As a board game, this version of Dead by Daylight is much slower. But what makes it shine is the level of choice. My first game as The Nurse had me mopping up my friends lickety-split because I was able to move through pallets and breakable walls thanks to her unique ability, further highlighting the amount of power I had in steering the game and my unfortunate victims to a grisly, gruesome end. My next game was as The Doctor, who could use his electrifying powers to give players a status effect called Madness, meaning that with each roll of the dice, they would need to use the Danger Die instead of the regular, making their skill checks near impossible to succeed in.
But as overwhelming as playing Killer can be, Survivors are far from helpless. Not only are they able to plan with one another (though they can’t hide said plans from the Killer, something which my friends found hard to reconcile with), but they can equip themselves with items, hide in lockers, and throw down pallets to stop the Killer from catching up with them. It’s a lot of guesswork and preparation on both sides, which can feel stressful or exhilarating, depending on your role.
What does remain consistent is just how much fun it is, all while capturing the beats and features that make Dead by Daylight so great to play. It may be slower, but once you’re in the game playing your favourite Survivor or Killer, deep in the nitty and gritty, it feels just as intense as the video game.
My one complaint? The Collector’s Edition box is far too big to carry around with you in a public setting which, considering my love for board game cafes, was a real bummer for me personally.
Overall, I can’t compliment this board game enough.
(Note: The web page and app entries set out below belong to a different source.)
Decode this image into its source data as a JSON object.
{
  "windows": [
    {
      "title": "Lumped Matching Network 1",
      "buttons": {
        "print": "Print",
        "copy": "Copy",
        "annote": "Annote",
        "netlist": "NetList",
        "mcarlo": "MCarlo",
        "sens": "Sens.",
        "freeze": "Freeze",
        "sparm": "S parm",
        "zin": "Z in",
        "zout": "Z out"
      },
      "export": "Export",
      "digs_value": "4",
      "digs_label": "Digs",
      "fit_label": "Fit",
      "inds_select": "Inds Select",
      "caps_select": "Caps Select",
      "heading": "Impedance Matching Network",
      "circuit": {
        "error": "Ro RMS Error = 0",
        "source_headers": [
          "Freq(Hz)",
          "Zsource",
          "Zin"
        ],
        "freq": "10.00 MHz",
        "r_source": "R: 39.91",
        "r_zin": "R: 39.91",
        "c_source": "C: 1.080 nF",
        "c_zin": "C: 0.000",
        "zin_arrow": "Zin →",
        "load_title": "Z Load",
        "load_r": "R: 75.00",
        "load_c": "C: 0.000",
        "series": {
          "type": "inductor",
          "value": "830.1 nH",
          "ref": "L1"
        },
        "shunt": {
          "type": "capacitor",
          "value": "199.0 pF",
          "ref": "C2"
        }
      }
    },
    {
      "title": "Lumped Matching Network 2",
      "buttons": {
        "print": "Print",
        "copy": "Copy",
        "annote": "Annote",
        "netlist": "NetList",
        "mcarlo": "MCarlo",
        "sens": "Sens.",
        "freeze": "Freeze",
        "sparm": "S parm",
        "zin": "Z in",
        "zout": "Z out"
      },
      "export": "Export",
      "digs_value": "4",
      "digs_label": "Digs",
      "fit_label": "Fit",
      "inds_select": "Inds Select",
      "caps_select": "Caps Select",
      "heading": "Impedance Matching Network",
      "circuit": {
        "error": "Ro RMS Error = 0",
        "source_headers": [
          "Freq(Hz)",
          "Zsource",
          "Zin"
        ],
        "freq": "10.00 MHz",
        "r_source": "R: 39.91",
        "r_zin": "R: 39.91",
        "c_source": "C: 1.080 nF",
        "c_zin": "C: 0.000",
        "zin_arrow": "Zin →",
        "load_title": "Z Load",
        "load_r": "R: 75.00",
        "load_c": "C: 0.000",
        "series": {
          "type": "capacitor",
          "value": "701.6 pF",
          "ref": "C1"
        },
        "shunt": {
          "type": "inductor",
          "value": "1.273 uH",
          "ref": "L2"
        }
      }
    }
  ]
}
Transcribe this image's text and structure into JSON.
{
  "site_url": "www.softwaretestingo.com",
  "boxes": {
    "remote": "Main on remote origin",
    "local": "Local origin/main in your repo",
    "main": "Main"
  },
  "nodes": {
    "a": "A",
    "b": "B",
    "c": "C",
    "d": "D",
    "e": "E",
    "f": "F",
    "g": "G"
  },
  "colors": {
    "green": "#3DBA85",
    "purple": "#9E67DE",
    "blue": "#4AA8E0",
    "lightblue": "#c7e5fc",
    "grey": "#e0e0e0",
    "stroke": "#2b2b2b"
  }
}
It has everything that makes Dead by Daylight special, and it doesn’t even require an internet connection to play it.
You can purchase Dead by Daylight: The Board Game now via gamefound.